“I have always wanted a twin.” People say that. People want someone just like them, who thinks like they think and who will understand them even when they don’t understand themselves. People think having a twin means never being lonely.

Nothing is lonelier than being separated.

“We are lucky,” we answer back. But we are not. We are worried. “Cut yourself in half,” we tell people. “See how that feels and you will stop wanting a twin.”

People ask questions. “Do you know what the other is thinking? Do you have ESP? Do you dream the same dreams when you sleep?” I answer yes. I say, “I think what she thinks.” It’s easier than telling the truth. Now we are conflicting languages, snake-spit Babel. Sister explains me with her camera. I tell on her with my words, and I also tell on myself.

Certainly we’d talked about what we’d do if one of us died before the other. The answer was always suicide and our plans were the plots of girls who never suspected they’d really lose the other. We’d schemed since grade school about how we’d seal our pact: in the case of illness we’d hold a bedside vigil and ingest a dose of cyanide. In the case of an accident, the injured twin was not allowed to die until she stumbled to a pay phone and called the other. The unharmed twin would take her life by whatever means she possessed: Drano, phone cord, knife, swan dive from a cliff.

Instead, after my sister died, I spent years in the shroud of her white tattered scarf from Nepal; I wore her wedding rings and her favorite dresses. I slept in them until they tore. So be it. I love her, like I love no one else. I am in love with Cara. If I couldn’t die with her, I could write my sister back to life.

Christa Parravani

MORE FROM Christa Parravani
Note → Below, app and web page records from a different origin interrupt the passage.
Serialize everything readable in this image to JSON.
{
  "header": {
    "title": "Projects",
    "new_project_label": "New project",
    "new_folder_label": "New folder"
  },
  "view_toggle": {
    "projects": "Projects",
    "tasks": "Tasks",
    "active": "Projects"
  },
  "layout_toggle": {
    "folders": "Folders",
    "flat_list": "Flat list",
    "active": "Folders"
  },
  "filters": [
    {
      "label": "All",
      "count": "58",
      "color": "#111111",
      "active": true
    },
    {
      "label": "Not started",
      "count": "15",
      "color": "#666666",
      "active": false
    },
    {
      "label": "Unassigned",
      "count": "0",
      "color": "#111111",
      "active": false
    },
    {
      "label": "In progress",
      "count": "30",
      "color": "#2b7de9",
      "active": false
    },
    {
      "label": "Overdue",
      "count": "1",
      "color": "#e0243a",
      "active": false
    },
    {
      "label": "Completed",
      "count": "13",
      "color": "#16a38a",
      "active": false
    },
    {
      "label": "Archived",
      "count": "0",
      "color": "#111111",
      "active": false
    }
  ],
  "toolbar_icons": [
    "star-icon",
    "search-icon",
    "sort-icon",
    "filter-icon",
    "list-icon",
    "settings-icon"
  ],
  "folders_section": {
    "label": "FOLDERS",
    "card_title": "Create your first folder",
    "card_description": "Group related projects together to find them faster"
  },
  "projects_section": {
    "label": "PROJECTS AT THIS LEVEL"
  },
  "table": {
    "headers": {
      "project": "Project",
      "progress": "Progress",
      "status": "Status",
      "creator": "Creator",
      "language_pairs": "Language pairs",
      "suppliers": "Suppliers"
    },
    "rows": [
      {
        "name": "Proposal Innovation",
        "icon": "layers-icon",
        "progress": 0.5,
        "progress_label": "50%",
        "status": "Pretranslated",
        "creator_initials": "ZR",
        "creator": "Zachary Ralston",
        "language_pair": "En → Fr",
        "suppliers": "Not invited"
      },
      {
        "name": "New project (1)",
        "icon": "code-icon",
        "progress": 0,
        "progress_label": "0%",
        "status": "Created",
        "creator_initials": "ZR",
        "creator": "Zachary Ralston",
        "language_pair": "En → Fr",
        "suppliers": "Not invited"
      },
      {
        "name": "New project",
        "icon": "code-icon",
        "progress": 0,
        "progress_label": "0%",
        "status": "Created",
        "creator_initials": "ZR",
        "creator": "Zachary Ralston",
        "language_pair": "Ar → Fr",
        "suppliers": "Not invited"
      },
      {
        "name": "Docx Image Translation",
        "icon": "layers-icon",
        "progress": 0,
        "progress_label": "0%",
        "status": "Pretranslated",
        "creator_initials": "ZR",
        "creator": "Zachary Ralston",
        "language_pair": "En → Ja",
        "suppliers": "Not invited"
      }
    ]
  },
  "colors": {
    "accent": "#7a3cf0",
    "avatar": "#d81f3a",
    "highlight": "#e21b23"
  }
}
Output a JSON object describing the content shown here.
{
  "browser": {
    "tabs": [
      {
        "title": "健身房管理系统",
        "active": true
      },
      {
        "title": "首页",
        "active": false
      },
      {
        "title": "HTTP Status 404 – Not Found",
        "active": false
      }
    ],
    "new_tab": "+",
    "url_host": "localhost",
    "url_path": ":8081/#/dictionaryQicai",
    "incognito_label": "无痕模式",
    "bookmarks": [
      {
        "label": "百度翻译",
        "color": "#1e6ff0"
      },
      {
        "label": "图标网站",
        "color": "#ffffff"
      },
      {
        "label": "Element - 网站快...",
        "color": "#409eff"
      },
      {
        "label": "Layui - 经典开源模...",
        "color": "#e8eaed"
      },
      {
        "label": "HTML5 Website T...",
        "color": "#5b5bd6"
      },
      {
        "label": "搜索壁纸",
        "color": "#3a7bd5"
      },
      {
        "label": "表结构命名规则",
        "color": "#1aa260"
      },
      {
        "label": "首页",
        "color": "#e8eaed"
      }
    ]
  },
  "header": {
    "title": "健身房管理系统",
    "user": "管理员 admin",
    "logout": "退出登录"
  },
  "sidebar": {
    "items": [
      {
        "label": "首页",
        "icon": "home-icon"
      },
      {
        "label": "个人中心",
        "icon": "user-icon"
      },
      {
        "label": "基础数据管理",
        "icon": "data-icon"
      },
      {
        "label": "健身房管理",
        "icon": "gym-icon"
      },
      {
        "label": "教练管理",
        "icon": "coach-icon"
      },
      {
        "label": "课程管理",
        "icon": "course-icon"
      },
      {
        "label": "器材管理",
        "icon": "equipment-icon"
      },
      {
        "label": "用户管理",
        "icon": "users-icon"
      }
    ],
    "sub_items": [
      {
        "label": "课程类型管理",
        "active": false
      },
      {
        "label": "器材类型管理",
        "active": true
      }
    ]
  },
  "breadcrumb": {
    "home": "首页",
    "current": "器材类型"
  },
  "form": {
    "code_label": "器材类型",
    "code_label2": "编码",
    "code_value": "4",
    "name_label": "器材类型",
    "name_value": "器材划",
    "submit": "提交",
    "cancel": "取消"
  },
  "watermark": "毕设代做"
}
Related Topics ------------------------------------------

Books Drug Addiction Drugs Editor's Picks Excerpts Life Stories Photography Real Families Twins